---------- Exercise inputs ----------

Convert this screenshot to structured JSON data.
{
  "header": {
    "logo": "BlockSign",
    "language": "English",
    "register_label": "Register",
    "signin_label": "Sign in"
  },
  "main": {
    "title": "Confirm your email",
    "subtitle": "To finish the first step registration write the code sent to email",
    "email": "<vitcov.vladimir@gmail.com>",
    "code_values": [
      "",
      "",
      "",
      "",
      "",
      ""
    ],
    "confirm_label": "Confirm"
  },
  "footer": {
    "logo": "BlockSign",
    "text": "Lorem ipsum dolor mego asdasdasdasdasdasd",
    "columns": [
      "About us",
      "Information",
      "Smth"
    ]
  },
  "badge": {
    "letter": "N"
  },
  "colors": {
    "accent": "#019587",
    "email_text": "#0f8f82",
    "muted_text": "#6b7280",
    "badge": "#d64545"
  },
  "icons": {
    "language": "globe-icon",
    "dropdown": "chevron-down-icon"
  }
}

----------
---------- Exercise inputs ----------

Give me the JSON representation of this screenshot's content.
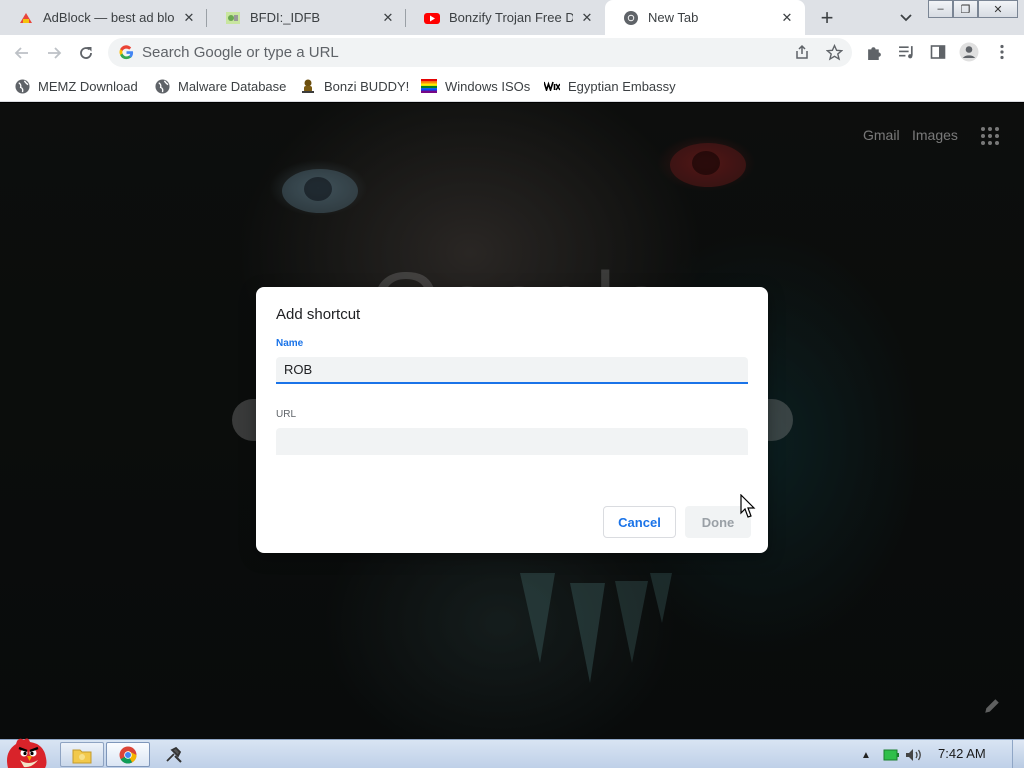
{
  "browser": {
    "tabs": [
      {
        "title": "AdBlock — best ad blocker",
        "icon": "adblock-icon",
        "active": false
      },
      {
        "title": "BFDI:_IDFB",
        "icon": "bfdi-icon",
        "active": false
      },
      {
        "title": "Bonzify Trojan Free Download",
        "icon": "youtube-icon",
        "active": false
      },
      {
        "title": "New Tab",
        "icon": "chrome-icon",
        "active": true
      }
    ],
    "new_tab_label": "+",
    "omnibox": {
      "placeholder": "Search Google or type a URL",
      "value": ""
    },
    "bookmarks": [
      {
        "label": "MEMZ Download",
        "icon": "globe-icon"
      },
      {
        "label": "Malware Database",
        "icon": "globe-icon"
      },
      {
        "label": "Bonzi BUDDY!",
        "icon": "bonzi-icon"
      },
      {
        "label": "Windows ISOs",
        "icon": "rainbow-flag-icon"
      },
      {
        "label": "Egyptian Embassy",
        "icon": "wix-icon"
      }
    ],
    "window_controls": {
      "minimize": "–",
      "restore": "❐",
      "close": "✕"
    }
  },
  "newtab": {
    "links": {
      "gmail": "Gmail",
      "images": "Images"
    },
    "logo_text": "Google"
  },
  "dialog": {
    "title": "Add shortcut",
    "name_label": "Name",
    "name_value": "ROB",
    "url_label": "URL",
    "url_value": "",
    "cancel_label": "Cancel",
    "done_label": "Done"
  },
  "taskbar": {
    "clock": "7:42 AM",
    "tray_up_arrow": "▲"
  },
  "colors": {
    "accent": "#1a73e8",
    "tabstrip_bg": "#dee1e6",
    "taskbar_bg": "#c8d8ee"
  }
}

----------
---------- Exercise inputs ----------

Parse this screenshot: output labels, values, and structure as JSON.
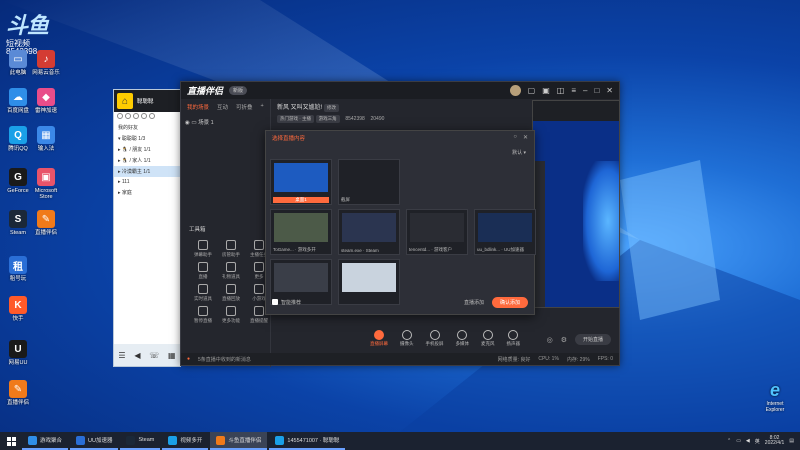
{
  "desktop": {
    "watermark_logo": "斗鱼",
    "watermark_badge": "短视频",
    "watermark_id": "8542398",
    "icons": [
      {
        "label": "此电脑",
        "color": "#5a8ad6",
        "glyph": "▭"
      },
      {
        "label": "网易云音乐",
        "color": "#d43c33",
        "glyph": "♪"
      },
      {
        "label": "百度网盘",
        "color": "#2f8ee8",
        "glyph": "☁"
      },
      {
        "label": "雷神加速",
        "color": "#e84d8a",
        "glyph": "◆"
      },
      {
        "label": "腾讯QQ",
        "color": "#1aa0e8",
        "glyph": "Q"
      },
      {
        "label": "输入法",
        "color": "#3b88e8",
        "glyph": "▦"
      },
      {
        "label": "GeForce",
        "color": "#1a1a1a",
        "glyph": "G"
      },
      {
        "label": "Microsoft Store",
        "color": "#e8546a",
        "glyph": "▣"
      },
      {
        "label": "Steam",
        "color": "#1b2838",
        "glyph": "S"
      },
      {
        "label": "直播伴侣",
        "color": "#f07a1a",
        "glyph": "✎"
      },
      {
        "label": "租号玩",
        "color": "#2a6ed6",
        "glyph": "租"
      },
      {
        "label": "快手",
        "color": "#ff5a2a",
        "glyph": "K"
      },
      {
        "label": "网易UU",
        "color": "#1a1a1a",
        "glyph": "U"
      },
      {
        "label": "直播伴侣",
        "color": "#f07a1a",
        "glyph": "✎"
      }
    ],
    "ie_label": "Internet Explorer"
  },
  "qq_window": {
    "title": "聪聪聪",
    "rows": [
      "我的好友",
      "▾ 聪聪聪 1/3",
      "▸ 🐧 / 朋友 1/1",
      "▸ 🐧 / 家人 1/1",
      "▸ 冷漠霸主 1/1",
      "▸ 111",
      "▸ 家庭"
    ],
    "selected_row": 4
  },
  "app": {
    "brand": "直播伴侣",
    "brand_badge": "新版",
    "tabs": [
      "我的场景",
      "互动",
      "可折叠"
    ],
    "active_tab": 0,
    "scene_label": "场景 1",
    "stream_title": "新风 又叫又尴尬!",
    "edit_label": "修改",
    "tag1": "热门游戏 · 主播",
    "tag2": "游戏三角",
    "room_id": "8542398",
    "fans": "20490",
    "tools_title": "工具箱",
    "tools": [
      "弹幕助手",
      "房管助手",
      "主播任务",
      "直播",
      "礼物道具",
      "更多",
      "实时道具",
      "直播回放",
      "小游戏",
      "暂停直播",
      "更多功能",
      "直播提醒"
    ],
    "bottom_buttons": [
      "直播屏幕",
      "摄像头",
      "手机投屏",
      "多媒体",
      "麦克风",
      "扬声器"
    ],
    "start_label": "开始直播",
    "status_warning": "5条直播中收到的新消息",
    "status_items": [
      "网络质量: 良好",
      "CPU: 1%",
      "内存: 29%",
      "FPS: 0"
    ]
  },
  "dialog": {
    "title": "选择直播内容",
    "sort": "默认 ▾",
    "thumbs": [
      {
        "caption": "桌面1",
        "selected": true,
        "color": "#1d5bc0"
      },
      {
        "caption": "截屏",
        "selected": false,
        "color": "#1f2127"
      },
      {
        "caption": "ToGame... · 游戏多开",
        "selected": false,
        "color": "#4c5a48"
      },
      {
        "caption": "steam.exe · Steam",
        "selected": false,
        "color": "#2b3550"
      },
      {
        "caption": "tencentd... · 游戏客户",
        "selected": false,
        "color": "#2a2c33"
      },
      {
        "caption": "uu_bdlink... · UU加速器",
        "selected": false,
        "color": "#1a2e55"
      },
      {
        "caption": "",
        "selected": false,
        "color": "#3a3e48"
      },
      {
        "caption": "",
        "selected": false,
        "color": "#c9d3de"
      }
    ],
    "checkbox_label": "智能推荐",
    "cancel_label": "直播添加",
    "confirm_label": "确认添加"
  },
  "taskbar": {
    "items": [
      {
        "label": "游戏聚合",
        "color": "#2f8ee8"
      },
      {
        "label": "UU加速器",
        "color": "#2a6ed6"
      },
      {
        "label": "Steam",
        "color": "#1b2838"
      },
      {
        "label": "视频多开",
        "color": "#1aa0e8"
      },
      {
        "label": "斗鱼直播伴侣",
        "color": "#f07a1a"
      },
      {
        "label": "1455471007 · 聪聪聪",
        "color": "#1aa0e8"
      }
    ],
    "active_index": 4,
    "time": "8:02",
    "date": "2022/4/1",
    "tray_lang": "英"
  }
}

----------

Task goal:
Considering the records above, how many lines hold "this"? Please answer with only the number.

Response below:
3